All entries below are to be copied precisely as they appear.

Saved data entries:
· · · ·

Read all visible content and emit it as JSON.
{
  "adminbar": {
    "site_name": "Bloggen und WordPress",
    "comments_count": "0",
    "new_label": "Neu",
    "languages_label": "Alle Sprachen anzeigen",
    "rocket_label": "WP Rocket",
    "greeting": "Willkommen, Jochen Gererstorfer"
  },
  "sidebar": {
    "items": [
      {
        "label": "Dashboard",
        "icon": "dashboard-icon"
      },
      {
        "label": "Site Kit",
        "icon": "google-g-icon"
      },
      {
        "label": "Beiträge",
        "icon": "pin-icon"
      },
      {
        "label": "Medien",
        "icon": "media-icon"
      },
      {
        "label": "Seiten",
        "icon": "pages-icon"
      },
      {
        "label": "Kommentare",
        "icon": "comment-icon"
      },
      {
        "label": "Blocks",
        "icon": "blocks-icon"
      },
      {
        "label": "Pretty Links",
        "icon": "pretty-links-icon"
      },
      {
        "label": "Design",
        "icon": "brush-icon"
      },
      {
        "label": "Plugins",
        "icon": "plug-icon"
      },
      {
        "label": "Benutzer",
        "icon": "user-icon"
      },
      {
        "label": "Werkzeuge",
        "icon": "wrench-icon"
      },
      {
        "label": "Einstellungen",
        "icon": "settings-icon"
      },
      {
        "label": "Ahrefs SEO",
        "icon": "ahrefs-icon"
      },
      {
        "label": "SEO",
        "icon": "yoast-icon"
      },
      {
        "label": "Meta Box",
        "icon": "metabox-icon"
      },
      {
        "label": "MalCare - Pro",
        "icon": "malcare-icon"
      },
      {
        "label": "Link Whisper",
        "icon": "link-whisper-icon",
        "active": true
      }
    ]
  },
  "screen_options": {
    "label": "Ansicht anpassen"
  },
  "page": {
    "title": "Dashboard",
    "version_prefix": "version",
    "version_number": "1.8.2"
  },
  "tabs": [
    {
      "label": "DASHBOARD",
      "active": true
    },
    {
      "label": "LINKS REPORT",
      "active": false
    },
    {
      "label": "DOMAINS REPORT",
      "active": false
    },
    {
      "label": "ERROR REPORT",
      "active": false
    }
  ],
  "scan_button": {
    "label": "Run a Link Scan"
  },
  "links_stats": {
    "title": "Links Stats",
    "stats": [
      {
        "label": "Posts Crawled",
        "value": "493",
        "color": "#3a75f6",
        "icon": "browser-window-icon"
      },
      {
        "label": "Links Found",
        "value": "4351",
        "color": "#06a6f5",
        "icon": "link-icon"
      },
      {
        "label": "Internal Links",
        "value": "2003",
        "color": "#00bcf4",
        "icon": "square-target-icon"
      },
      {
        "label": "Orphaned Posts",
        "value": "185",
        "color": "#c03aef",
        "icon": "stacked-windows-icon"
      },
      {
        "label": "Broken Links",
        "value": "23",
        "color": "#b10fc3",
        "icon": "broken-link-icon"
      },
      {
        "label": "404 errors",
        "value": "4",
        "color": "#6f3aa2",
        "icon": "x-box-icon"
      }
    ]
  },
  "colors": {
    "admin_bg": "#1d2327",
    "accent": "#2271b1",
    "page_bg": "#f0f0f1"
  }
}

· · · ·

## Exercise solution
Read all visible content and emit it as JSON.
{
  "adminbar": {
    "site_name": "Bloggen und WordPress",
    "comments_count": "0",
    "new_label": "Neu",
    "languages_label": "Alle Sprachen anzeigen",
    "rocket_label": "WP Rocket",
    "greeting": "Willkommen, Jochen Gererstorfer"
  },
  "sidebar": {
    "items": [
      {
        "label": "Dashboard",
        "icon": "dashboard-icon"
      },
      {
        "label": "Site Kit",
        "icon": "google-g-icon"
      },
      {
        "label": "Beiträge",
        "icon": "pin-icon"
      },
      {
        "label": "Medien",
        "icon": "media-icon"
      },
      {
        "label": "Seiten",
        "icon": "pages-icon"
      },
      {
        "label": "Kommentare",
        "icon": "comment-icon"
      },
      {
        "label": "Blocks",
        "icon": "blocks-icon"
      },
      {
        "label": "Pretty Links",
        "icon": "pretty-links-icon"
      },
      {
        "label": "Design",
        "icon": "brush-icon"
      },
      {
        "label": "Plugins",
        "icon": "plug-icon"
      },
      {
        "label": "Benutzer",
        "icon": "user-icon"
      },
      {
        "label": "Werkzeuge",
        "icon": "wrench-icon"
      },
      {
        "label": "Einstellungen",
        "icon": "settings-icon"
      },
      {
        "label": "Ahrefs SEO",
        "icon": "ahrefs-icon"
      },
      {
        "label": "SEO",
        "icon": "yoast-icon"
      },
      {
        "label": "Meta Box",
        "icon": "metabox-icon"
      },
      {
        "label": "MalCare - Pro",
        "icon": "malcare-icon"
      },
      {
        "label": "Link Whisper",
        "icon": "link-whisper-icon",
        "active": true
      }
    ]
  },
  "screen_options": {
    "label": "Ansicht anpassen"
  },
  "page": {
    "title": "Dashboard",
    "version_prefix": "version",
    "version_number": "1.8.2"
  },
  "tabs": [
    {
      "label": "DASHBOARD",
      "active": true
    },
    {
      "label": "LINKS REPORT",
      "active": false
    },
    {
      "label": "DOMAINS REPORT",
      "active": false
    },
    {
      "label": "ERROR REPORT",
      "active": false
    }
  ],
  "scan_button": {
    "label": "Run a Link Scan"
  },
  "links_stats": {
    "title": "Links Stats",
    "stats": [
      {
        "label": "Posts Crawled",
        "value": "493",
        "color": "#3a75f6",
        "icon": "browser-window-icon"
      },
      {
        "label": "Links Found",
        "value": "4351",
        "color": "#06a6f5",
        "icon": "link-icon"
      },
      {
        "label": "Internal Links",
        "value": "2003",
        "color": "#00bcf4",
        "icon": "square-target-icon"
      },
      {
        "label": "Orphaned Posts",
        "value": "185",
        "color": "#c03aef",
        "icon": "stacked-windows-icon"
      },
      {
        "label": "Broken Links",
        "value": "23",
        "color": "#b10fc3",
        "icon": "broken-link-icon"
      },
      {
        "label": "404 errors",
        "value": "4",
        "color": "#6f3aa2",
        "icon": "x-box-icon"
      }
    ]
  },
  "colors": {
    "admin_bg": "#1d2327",
    "accent": "#2271b1",
    "page_bg": "#f0f0f1"
  }
}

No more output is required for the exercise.